Email as pull marketing
On the other hand, you can also utilize email as highly effective pull marketing.
The main form of this is voluntary, opt-in newsletters, which are usually supplementary to other forms of free, high quality content published on your website.
If you provide users with great, free info, like limited-time promotions, they’ll be much more likely to sign up for a newsletter promising to deliver more of the same. This way, you’ll end up with a highly targeted, pre-qualified email list of potential customers that have given you the go ahead to “market” to them.

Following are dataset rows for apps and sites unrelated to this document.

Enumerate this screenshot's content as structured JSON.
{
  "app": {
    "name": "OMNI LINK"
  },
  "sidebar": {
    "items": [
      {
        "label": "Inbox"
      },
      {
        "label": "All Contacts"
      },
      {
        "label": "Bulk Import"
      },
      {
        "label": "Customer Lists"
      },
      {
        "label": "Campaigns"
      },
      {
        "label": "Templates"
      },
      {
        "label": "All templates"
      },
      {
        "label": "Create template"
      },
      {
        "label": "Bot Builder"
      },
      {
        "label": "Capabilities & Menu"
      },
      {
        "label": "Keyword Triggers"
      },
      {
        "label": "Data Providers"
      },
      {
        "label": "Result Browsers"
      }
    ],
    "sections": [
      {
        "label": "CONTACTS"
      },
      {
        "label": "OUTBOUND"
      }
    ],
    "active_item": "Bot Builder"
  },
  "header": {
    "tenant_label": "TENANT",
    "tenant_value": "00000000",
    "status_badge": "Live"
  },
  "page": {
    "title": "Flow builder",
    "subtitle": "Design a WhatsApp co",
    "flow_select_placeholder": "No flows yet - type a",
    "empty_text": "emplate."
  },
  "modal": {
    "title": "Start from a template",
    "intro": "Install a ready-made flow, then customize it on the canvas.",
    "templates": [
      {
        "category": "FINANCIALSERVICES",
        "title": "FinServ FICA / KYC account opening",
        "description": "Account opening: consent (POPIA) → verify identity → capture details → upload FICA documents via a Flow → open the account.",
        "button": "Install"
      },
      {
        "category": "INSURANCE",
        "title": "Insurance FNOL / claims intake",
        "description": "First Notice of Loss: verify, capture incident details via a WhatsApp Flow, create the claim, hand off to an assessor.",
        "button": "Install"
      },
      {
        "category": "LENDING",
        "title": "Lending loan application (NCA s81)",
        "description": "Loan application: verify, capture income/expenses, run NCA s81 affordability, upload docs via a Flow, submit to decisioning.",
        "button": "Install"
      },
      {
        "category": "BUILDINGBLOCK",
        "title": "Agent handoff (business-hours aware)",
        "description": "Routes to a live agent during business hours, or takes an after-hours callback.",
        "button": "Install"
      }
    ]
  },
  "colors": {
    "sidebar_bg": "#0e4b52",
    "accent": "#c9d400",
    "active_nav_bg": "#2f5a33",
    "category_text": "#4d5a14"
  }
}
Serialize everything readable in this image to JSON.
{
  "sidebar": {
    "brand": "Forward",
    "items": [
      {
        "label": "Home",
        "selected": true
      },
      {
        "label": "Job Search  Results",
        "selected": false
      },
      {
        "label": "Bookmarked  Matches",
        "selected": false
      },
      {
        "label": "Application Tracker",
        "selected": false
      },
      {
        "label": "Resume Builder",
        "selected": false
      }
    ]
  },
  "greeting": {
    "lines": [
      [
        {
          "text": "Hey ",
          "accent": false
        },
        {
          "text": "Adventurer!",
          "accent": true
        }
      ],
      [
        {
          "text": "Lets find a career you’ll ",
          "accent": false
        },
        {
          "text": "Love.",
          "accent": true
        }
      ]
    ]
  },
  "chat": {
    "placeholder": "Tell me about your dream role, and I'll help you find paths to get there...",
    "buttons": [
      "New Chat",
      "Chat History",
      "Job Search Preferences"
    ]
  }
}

That being said, you’ll need to include an easy-to-access “unsubscribe” option in each newsletter you send. This way, anyone who decides they no longer want to see your content can voluntarily opt out of your emails.
Curated email newsletters are also fantastic because they’re fairly easy to track and analyze. There are plenty of tools that provide you with open rates, unsubscribe/subscribe rates, and other interaction stats.
Which is right for you?
There are plenty of businesses out there that use push marketing strategies to great effect – even in 2016.
However, using email as push marketing often comes across as spammy and low quality.
If you’re interested in establishing yourself as a legitimate, long-term company, it’s almost always better to utilize email as a pull channel via a newsletter, blog updates, and other useful content.
Potential customers will always respond better to marketing they want to receive rather than t an obtrusive ad that they didn’t want to see in the first place.
Ramp up your email marketing today
The line between push and pull marketing can be a fine one, and it can be difficult to determine the best strategy for your business when it comes to email.
If you’re looking for professional guidance when it comes to email marketing, we’d love to help!
At WebFX, our expert team of Internet marketers has run thousands of highly successful email marketing campaigns for businesses across the country and in numerous industries. We can show you just how great pull marketing via email can be!
Contact us today for more information or a free quote.